Segment Start: Information supplied
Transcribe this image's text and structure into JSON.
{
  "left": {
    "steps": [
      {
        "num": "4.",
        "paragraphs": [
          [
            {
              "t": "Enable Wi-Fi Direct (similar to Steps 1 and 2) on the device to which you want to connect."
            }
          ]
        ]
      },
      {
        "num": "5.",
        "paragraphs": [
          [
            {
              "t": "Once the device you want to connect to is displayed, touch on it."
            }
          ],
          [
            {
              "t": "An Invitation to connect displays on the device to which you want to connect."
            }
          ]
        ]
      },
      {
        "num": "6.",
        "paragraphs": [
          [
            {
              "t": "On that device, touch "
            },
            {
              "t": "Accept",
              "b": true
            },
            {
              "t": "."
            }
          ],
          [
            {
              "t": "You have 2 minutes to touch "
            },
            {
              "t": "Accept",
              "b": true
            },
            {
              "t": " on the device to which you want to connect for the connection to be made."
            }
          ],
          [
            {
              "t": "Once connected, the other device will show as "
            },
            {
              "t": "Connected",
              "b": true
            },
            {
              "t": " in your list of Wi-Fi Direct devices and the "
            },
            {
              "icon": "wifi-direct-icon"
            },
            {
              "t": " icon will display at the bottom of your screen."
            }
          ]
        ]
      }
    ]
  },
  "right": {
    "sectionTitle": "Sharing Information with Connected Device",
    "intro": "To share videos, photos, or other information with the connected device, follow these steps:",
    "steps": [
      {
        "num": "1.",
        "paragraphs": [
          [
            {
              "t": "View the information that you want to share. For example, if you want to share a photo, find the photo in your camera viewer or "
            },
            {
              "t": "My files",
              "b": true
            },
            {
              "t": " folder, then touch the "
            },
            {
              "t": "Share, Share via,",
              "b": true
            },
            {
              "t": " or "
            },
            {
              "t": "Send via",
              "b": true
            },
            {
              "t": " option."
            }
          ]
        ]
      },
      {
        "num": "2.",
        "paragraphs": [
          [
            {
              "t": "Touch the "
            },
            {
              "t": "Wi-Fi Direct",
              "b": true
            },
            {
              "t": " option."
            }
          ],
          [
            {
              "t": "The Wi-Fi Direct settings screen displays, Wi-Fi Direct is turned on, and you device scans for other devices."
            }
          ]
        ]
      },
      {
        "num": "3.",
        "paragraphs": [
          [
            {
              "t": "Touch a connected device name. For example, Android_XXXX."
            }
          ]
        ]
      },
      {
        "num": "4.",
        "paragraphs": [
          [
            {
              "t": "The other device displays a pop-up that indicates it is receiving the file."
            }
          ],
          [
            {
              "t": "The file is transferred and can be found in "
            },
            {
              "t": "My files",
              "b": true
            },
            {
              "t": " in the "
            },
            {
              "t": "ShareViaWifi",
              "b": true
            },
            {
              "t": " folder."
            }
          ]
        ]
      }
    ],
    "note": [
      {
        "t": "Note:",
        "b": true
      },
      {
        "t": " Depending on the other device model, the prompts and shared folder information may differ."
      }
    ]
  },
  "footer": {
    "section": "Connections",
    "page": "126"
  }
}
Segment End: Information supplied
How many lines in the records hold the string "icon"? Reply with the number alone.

▶ [Answer to this exercise] 2